=== RECORDS FOR PROCESSING ===

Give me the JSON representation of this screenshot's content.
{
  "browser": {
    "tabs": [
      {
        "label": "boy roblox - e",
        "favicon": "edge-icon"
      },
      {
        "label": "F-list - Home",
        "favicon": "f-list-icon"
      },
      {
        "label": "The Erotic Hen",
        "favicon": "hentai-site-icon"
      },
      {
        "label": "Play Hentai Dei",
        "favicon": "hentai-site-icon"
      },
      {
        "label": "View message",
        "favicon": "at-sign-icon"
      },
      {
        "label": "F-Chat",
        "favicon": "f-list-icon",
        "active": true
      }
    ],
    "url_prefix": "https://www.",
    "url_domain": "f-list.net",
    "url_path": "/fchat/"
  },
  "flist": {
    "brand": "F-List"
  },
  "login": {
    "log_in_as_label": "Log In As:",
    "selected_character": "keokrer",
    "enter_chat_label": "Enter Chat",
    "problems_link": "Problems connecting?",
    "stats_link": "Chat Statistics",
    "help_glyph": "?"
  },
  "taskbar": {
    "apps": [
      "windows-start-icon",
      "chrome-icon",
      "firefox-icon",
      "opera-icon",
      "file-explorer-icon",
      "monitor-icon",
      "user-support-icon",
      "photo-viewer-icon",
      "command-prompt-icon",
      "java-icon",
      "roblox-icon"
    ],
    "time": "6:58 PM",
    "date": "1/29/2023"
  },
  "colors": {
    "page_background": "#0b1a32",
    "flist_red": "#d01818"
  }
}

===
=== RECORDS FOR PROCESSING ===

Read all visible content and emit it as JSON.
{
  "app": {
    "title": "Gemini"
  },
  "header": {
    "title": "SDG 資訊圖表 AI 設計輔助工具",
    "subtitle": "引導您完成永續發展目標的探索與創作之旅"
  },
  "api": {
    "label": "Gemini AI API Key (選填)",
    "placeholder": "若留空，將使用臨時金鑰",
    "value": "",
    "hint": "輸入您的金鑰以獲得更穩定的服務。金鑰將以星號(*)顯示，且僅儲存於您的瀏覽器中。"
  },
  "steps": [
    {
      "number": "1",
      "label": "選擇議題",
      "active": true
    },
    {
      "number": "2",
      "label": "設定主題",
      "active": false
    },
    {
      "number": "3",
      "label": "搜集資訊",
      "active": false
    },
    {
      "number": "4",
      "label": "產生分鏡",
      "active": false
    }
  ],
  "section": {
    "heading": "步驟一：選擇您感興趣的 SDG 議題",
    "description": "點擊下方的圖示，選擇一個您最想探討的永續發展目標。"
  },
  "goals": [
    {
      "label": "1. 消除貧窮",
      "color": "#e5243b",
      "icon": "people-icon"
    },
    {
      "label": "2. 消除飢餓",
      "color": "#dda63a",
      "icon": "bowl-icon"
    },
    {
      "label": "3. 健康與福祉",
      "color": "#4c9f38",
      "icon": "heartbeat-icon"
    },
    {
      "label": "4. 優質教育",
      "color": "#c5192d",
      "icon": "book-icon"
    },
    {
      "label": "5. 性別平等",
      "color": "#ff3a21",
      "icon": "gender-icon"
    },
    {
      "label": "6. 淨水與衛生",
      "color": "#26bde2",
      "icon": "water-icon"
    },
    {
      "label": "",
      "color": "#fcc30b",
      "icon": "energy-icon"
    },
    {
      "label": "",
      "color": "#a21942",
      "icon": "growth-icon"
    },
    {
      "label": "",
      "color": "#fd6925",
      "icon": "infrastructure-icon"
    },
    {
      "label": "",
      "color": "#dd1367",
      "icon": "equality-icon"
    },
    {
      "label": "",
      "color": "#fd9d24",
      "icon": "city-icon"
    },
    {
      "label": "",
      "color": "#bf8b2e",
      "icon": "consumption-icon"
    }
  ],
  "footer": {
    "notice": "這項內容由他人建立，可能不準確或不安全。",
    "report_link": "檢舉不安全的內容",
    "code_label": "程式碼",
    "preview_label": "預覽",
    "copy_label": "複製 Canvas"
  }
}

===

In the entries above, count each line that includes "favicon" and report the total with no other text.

PROBLEM SOLUTION: 6